If you planted a yew tree now, it could be still be growing sometime in 3014. The incredible long life of the yew tree has earned it a special place in hearts of druids being used to represent the everlasting nature of the world and life. Christians borrowed this symbol and today the Yew tree can be found in many graveyards. Indeed, it may be possible that sites for monasteries were chosen where a Yew tree already existed.
The yew (iúr in Irish) tree is an evergreen conifer that grows to approx. 20m in height. Its dark green needles are odorless and the bark has a dark brown thick, scaly surface. Much of the tree is toxic (except the fruit for birds, but even the seed in the fruit is toxic) and a clear space often surrounds Yew trees due to its thick foliage blocking out light and its toxicity – which would have made them perfect places for graveyards!

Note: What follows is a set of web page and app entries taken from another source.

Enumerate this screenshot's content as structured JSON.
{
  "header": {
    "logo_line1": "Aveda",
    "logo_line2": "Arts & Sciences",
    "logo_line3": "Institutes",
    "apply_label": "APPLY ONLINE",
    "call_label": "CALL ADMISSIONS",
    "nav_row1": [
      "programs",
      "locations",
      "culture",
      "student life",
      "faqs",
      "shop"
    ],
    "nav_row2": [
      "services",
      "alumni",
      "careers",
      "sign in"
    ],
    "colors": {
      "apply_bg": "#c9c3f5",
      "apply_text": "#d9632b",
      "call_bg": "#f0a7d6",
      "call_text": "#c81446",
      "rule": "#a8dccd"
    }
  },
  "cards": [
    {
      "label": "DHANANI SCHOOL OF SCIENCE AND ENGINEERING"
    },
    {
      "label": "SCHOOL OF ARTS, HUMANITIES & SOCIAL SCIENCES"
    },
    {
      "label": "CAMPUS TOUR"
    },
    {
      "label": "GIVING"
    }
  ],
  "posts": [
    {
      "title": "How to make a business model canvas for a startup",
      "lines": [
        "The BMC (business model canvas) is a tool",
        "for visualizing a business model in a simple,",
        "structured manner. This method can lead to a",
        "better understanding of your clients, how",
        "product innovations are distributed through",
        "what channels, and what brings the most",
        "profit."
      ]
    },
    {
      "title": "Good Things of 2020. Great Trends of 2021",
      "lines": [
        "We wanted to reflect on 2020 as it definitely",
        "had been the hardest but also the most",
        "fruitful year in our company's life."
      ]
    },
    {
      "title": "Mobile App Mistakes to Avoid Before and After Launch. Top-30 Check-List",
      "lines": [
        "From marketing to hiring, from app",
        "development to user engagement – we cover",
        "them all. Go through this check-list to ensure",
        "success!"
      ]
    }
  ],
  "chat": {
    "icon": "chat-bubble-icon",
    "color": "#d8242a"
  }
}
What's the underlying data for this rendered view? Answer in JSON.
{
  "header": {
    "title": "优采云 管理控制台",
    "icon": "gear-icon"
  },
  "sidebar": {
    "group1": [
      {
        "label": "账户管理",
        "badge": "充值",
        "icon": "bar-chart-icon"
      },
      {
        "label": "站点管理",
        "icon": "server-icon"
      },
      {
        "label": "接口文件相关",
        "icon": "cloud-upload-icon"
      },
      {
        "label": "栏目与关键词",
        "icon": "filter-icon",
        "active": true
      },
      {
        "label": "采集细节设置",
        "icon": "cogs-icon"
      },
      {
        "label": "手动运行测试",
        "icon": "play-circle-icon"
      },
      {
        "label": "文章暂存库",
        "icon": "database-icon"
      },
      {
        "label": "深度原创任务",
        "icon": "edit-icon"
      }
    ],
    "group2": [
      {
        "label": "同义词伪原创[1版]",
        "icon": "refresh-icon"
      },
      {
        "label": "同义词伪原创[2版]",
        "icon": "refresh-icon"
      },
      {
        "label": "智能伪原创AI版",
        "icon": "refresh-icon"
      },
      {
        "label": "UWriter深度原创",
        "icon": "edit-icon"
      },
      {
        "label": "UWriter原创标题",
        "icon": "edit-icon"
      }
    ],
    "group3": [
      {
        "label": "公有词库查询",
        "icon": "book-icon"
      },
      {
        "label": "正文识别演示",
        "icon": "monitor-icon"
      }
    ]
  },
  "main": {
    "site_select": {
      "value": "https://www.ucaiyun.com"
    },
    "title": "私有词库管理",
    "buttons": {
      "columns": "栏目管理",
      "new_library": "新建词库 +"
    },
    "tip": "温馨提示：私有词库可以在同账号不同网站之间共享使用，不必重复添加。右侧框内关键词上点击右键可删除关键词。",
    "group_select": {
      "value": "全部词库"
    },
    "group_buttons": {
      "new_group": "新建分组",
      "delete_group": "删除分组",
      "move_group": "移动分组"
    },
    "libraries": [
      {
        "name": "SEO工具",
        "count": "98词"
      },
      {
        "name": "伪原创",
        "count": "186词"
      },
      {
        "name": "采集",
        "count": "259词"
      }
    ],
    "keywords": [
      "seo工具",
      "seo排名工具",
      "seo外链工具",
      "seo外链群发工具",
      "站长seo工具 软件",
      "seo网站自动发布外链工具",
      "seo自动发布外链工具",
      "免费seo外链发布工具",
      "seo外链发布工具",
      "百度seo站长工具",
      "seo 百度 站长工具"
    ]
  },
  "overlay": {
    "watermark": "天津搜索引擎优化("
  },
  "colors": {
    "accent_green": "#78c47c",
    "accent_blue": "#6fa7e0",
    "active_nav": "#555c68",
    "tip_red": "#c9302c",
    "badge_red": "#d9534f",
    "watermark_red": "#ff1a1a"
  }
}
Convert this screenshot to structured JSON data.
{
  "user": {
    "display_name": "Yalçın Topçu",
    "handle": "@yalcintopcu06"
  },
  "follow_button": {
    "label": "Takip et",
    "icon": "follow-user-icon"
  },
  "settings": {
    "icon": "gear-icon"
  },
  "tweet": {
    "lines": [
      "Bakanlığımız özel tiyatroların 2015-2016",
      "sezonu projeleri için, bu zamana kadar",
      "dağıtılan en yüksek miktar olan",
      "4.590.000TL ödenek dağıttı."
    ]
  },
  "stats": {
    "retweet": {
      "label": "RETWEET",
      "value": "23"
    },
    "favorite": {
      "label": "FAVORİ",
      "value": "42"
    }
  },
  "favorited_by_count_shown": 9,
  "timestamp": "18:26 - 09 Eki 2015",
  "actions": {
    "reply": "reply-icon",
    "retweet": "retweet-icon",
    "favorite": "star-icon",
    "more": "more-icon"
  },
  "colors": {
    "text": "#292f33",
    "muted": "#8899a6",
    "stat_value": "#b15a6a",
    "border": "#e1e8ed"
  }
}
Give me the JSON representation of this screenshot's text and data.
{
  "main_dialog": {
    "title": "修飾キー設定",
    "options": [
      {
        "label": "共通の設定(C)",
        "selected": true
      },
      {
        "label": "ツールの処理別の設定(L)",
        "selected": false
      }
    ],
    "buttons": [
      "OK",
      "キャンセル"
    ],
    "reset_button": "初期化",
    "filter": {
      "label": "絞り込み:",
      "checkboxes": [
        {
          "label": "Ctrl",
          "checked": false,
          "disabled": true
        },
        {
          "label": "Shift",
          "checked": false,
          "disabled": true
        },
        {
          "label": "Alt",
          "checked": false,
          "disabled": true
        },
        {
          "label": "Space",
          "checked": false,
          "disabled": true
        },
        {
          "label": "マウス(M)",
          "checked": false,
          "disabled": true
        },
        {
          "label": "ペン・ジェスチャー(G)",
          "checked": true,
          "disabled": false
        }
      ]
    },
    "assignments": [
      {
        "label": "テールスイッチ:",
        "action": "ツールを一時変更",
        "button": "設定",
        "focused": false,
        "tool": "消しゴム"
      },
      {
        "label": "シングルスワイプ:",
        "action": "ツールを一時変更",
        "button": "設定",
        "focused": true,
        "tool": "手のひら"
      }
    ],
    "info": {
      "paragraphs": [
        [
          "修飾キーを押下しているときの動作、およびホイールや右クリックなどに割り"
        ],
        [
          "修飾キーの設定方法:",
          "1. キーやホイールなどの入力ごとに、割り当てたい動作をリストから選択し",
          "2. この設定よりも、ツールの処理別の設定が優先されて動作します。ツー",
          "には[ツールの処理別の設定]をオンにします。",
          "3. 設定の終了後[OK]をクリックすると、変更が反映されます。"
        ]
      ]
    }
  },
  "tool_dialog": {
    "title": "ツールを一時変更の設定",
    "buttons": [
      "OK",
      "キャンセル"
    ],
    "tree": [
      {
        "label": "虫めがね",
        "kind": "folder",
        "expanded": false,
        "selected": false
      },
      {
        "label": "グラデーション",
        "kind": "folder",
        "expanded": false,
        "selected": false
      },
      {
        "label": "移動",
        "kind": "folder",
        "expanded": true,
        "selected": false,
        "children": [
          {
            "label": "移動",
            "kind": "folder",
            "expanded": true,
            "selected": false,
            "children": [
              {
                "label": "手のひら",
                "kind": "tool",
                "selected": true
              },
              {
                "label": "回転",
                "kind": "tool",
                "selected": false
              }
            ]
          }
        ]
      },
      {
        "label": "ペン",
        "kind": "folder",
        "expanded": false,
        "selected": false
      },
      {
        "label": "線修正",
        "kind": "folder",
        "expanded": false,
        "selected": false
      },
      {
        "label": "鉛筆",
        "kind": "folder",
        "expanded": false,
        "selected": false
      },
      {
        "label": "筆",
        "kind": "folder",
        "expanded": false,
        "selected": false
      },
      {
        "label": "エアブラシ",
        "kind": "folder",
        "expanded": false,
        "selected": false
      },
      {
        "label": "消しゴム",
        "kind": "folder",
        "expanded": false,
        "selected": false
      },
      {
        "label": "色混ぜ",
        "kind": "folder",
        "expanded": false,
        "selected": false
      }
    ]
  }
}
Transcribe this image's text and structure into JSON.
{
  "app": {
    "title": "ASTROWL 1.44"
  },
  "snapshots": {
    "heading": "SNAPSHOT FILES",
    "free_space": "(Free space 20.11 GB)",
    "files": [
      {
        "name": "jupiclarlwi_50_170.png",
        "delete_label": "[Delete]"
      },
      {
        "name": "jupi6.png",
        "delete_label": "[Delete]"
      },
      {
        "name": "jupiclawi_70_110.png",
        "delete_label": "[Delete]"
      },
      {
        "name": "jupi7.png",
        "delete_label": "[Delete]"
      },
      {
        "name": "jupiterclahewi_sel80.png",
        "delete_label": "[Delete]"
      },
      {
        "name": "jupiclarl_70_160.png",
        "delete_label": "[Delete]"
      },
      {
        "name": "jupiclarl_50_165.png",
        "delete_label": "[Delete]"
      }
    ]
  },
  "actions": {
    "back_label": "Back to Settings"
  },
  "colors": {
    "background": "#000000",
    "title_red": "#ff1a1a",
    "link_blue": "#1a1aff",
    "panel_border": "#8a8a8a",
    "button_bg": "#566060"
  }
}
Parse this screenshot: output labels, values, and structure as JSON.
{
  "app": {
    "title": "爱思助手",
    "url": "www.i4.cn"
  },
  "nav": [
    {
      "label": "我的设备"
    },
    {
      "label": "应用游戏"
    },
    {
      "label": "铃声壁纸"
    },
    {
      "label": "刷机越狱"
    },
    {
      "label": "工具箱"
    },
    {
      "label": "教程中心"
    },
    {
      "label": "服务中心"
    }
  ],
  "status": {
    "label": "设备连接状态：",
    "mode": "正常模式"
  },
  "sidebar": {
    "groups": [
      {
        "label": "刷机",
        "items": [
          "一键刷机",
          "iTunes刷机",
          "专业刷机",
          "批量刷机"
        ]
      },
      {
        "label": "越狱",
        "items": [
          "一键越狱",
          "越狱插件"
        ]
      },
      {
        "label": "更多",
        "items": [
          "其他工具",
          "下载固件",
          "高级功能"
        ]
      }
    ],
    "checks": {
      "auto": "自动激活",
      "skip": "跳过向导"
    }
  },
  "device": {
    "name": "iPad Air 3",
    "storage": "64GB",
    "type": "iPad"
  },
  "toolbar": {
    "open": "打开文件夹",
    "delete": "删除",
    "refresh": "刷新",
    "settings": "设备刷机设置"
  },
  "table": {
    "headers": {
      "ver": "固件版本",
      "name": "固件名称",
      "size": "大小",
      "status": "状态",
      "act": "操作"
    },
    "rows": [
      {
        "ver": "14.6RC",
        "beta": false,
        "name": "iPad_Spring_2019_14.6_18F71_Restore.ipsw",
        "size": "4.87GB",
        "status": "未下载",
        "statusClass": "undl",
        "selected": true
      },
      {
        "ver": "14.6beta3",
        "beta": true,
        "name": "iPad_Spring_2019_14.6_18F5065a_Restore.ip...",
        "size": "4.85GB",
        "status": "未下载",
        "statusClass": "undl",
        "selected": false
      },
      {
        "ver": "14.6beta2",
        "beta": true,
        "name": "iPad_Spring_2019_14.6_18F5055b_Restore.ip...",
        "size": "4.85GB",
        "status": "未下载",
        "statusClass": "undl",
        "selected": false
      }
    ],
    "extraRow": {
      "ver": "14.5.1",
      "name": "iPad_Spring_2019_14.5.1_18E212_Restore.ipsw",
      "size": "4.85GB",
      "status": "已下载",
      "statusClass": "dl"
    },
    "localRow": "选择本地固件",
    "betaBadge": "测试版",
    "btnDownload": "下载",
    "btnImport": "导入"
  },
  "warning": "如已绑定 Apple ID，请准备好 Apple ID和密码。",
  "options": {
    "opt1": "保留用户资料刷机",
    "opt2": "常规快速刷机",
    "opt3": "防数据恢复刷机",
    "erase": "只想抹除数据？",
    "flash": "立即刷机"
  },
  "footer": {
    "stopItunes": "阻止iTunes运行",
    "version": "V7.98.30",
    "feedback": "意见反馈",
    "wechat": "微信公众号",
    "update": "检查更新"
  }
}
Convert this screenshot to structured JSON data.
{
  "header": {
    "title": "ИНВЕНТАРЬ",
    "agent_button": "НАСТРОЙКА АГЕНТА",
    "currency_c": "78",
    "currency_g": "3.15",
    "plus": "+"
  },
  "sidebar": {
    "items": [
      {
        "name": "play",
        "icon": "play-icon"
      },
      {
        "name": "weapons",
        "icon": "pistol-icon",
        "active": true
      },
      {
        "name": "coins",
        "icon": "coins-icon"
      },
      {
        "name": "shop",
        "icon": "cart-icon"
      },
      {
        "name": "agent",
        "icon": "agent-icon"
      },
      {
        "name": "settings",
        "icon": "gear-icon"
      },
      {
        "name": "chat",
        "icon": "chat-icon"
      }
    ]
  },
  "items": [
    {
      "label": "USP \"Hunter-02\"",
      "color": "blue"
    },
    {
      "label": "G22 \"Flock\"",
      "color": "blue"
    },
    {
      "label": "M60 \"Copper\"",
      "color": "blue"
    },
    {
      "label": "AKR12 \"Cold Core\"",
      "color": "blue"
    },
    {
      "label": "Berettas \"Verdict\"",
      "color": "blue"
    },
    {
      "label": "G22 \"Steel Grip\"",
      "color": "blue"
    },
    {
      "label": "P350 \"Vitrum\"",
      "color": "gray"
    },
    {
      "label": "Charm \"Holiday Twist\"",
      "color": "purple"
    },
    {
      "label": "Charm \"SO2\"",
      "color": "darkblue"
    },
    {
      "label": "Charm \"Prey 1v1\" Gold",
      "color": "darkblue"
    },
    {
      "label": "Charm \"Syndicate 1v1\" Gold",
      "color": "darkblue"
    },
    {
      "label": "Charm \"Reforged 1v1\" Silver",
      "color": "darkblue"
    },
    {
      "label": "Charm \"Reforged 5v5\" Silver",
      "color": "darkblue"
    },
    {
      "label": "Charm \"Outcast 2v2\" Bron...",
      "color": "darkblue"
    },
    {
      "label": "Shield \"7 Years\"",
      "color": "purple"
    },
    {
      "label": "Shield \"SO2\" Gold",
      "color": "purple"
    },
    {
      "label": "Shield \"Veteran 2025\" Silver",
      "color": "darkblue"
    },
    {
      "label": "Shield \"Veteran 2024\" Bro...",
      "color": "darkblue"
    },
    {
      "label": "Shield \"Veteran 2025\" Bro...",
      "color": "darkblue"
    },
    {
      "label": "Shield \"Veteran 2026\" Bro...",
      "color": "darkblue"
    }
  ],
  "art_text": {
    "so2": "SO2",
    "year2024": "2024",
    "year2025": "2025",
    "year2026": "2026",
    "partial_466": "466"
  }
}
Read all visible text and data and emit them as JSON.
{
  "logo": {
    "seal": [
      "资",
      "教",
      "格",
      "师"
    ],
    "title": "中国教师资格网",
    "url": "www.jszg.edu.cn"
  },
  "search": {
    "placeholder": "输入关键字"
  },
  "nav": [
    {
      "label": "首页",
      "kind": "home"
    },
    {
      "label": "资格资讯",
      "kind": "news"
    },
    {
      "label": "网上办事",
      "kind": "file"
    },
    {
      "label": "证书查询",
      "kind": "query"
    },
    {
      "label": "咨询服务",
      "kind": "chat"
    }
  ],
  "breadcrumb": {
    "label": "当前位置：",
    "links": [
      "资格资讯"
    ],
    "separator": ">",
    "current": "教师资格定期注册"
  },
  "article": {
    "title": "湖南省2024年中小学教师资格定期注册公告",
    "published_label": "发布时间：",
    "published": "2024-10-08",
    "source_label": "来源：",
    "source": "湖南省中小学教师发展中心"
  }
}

There are many places in Ireland that derive their name from the Yew tree. ‘Youghal’ (in Co. Cork) is an english translation of the work ‘Eochaill’ meaning ‘Yew Woods’ which were once abundant in the area. The yew tree is one of the native trees of Ireland.
The long life of the yew tree is credited to its slow growth and its ability to put down new shoots as the tree gets older. These new shoots thicken over time and form a ‘buttress’ around the old trunk – thus when the old trunk withers the new outer trunk is able to support the tree. It is for this reason that many old yew trees are hollow on the inside but perfectly healthy. Even when the core of the tree is rotting, the tree will put down new shoots so that it regenerates into new growth.
With its unique ability to almost recycle itself, it is easy to see why the yew tree became a symbol of everlasting life, growth and immortality. It is also commonly depicted in images of the Tree of Life.
Druids used Yew for their wands, oak and apple also being used. It may have been common to carve ogham letters into yew sticks for use in magical ceremonies or rituals.